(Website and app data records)
::::

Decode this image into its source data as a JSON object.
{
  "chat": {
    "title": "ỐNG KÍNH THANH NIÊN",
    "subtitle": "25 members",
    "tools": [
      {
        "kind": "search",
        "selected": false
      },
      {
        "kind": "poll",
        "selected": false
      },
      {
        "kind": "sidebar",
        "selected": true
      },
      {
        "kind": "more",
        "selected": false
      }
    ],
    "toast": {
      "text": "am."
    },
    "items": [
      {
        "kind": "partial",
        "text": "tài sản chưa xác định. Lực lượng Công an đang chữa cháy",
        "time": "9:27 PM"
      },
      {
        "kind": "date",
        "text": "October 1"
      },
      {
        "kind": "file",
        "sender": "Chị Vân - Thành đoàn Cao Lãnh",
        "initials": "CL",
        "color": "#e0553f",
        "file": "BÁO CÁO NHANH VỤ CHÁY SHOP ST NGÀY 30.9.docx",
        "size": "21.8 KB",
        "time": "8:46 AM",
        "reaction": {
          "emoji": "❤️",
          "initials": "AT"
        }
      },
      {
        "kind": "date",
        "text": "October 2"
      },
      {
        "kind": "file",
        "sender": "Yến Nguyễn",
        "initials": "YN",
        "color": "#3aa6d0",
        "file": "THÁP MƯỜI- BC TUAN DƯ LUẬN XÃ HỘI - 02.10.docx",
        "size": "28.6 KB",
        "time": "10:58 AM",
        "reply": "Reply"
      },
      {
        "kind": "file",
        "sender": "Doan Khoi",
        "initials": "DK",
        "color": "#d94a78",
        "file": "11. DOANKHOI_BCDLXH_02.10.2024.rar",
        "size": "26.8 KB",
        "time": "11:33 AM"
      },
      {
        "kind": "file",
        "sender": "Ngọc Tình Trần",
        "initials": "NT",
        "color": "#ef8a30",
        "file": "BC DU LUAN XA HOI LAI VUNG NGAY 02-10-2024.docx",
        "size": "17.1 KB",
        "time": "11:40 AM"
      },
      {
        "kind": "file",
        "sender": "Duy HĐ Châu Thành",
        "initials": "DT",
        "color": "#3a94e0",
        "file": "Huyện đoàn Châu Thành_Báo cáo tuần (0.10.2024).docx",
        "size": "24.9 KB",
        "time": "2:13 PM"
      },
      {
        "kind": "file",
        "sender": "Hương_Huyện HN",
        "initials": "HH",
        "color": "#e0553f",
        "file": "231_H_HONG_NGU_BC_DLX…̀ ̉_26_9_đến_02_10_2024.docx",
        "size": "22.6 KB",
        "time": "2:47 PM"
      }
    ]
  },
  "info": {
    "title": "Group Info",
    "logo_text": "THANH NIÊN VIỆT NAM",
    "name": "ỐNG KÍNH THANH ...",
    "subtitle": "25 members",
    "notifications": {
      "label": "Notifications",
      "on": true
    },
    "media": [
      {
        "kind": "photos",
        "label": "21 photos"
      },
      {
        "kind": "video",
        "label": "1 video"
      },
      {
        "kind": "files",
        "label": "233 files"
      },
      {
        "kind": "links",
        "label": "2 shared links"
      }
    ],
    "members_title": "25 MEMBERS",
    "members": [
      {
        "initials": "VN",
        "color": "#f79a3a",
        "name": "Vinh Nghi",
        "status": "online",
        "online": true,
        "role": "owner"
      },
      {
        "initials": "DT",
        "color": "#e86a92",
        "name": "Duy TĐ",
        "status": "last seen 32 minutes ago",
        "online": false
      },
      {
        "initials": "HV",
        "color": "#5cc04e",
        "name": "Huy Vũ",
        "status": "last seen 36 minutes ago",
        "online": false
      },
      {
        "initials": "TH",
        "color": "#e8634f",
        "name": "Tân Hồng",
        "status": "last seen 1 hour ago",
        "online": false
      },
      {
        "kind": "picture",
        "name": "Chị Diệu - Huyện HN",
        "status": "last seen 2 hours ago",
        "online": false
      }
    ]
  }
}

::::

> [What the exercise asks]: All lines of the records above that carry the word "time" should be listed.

> [Response to the task]:
        "time": "9:27 PM"
        "time": "8:46 AM",
        "time": "10:58 AM",
        "time": "11:33 AM"
        "time": "11:40 AM"
        "time": "2:13 PM"
        "time": "2:47 PM"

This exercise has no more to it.